Art therapy is a form of psychotherapy that uses art-making as a form of expression and communication for people experiencing difficulties in their lives. Through art-making it can be possible to explore feelings and concerns that may be confusing and hard to put into words. It has been found to be particularly helpful for working with children and young people.
Art therapy can help young people express themselves, understand their experience and learn to modify difficult behaviours. It can help them build self-esteem, improve relationships and engagement with the school environment as well as helping improve concentration and academic achievement.
Who is art therapy for?
Pupils may be referred for art therapy if they:
- are struggling to settle into the school environment
- experience emotional and behavioural difficulties
- are struggling with particular life events such as bereavement, family breakdown, illness or substance misuse within the family
- have suffered abuse, bullying or trauma
- have communication and social interaction difficulties
After referral and following consent given by parents or carers and the young person concerned, art therapy sessions will take place on a weekly basis for an initial period of 4-6 weeks. This to see if the young person is happy to engage with therapy and it is thought to be of benefit. The sessions take place in a safe and supportive environment within the school.
Lyzette Jarvey- Art psychotherapist at Huckleberry
I have worked with people on the autistic spectrum and within mental health for 20 years. As well as being an Art Therapist, I have worked as a support worker, special needs course lecturer, art teacher, and disability tutor.
Areas I might explore more with your children in
sessions could include:
Limits and boundaries

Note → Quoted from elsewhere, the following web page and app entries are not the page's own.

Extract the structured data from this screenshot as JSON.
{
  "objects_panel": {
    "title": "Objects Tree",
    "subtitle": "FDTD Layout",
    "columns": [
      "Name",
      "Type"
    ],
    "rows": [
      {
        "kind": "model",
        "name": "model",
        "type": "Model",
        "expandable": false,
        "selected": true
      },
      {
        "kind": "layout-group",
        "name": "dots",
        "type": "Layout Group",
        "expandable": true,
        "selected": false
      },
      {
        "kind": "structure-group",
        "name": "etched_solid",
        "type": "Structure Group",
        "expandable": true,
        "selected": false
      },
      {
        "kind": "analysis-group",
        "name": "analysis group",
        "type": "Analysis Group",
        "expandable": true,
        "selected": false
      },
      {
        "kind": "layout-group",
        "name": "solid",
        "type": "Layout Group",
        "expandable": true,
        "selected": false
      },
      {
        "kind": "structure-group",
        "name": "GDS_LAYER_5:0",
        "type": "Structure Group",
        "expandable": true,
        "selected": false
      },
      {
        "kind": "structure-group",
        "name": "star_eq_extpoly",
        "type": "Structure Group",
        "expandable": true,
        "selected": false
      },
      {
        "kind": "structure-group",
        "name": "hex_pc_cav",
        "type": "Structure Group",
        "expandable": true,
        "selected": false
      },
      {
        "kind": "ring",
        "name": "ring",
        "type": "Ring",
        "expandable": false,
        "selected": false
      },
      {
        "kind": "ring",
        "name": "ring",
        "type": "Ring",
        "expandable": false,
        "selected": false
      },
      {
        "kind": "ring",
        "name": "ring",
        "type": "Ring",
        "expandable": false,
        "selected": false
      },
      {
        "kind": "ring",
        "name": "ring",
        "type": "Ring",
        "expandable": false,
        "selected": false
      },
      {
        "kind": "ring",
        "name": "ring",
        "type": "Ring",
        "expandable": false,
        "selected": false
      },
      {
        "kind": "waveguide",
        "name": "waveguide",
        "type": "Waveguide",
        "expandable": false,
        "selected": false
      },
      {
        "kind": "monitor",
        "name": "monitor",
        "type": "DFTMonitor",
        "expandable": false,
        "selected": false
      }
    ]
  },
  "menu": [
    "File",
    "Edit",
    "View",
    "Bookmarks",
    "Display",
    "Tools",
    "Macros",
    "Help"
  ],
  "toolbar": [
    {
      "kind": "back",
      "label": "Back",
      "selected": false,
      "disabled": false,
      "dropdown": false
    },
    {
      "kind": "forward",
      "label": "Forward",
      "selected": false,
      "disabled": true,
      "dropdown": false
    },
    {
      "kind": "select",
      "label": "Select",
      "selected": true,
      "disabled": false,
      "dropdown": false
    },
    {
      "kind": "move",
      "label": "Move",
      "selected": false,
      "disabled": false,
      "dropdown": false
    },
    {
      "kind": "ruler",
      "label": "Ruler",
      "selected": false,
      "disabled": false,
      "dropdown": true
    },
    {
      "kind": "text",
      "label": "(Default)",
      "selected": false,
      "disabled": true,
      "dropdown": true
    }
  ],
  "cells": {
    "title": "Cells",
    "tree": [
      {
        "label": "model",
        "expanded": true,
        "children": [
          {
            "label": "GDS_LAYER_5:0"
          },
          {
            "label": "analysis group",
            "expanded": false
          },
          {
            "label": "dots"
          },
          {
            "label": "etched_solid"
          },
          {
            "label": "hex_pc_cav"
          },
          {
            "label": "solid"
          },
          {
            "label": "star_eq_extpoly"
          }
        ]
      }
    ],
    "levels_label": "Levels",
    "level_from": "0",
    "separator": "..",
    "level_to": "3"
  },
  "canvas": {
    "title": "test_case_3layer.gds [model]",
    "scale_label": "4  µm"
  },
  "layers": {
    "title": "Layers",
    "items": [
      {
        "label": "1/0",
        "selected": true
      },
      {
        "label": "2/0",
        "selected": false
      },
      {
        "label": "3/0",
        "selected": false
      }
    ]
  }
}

Whilst exploring the deeper, more serious aspects during the sessions, I hope there will also be room to enjoy the art and materials and to get to form a good relationship with your precious children.